While there was broad consensus that a hedonic approach to housing price measurement in China was desirable much of the discussion focused on measurement difficulties. For example, several participants sought more details on the hedonics employed. In particular, one participant requested more information about variables used to capture quality variation within a building (e.g. an apartment on a higher floor). The discussion also focused on how to treat time variation in some of the hedonics. For example, it was suggested that with the subway system rapidly evolving there, it could lead to a time-varying covariance between the hedonic variable ‘distance to the nearest subway station’ and housing prices. In response, Dr Deng said the hedonic approach to estimating housing prices in rapidly developing regions required careful thought.

One participant echoed the discussant's surprise about the significantly positive correlation between the current period's housing price growth and last quarter's land price growth. Given the development cycle is in years, the participant was surprised that lagged land values beyond one quarter were not a significant determinant of housing prices. Another participant added that causality should, a priori, be bi-directional. It was suggested that these anomalies could reflect data issues and that these data were not reliable enough to perform a thorough analysis of the relationship between land and housing prices.

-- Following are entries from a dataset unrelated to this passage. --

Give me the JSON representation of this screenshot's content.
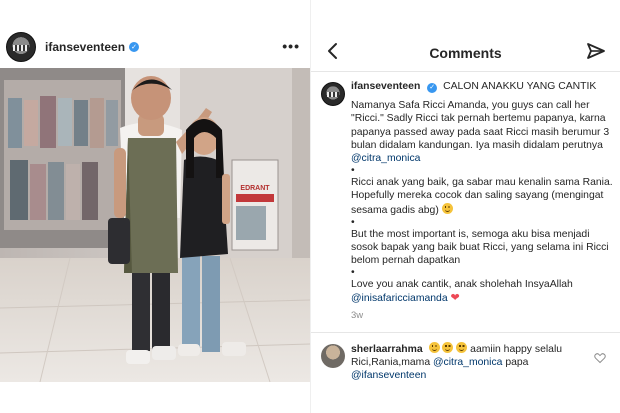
{
  "post": {
    "username": "ifanseventeen",
    "verified_badge": "✓",
    "more_icon": "more-horizontal-icon",
    "more_label": "•••",
    "photo": {
      "sign_text": "EDRANT",
      "description_icon": "photo-image"
    }
  },
  "comments_panel": {
    "title": "Comments",
    "back_icon": "chevron-left-icon",
    "send_icon": "paper-plane-icon"
  },
  "caption": {
    "username": "ifanseventeen",
    "verified_badge": "✓",
    "title": "CALON ANAKKU YANG CANTIK",
    "p1_text": "Namanya Safa Ricci Amanda, you guys can call her \"Ricci.\" Sadly Ricci tak pernah bertemu papanya, karna papanya passed away pada saat Ricci masih berumur 3 bulan didalam kandungan. Iya masih didalam perutnya ",
    "p1_mention": "@citra_monica",
    "bullet": "•",
    "p2_text": "Ricci anak yang baik, ga sabar mau kenalin sama Rania. Hopefully mereka cocok dan saling sayang (mengingat sesama gadis abg) ",
    "p3_text": "But the most important is, semoga aku bisa menjadi sosok bapak yang baik buat Ricci, yang selama ini Ricci belom pernah dapatkan",
    "p4_text": "Love you anak cantik, anak sholehah InsyaAllah",
    "p4_mention": "@inisafaricciamanda",
    "heart": "❤",
    "time_ago": "3w"
  },
  "reply": {
    "username": "sherlaarrahma",
    "text_after_emoji": " aamiin happy selalu Rici,Rania,mama ",
    "mention1": "@citra_monica",
    "text_mid": " papa ",
    "mention2": "@ifanseventeen",
    "like_icon": "heart-outline-icon"
  },
  "colors": {
    "verified": "#3897f0",
    "mention": "#00376b",
    "heart": "#ed4956",
    "secondary_text": "#8e8e8e"
  }
}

In regard to the volume of land sales, participants picked up on the significantly positive association between the level of local government budgetary deficits in previous years and the volume of land sold in the current period. This link – highlighting the reliance of land sales as an off-budget fiscal income source – was viewed as unstable. One participant said because local governments do not have a local taxing authority they have strong incentives to release land to generate revenue, which comprised a remarkably high share of government revenue in some cities.

Continuing on the theme of sustainability, Dr Gyourko said that while the paper offered no evidence of overvaluation, rates of land price appreciation for certain cities were striking, even considering the fact prices in China were coming off a pre-reform era of undervaluation.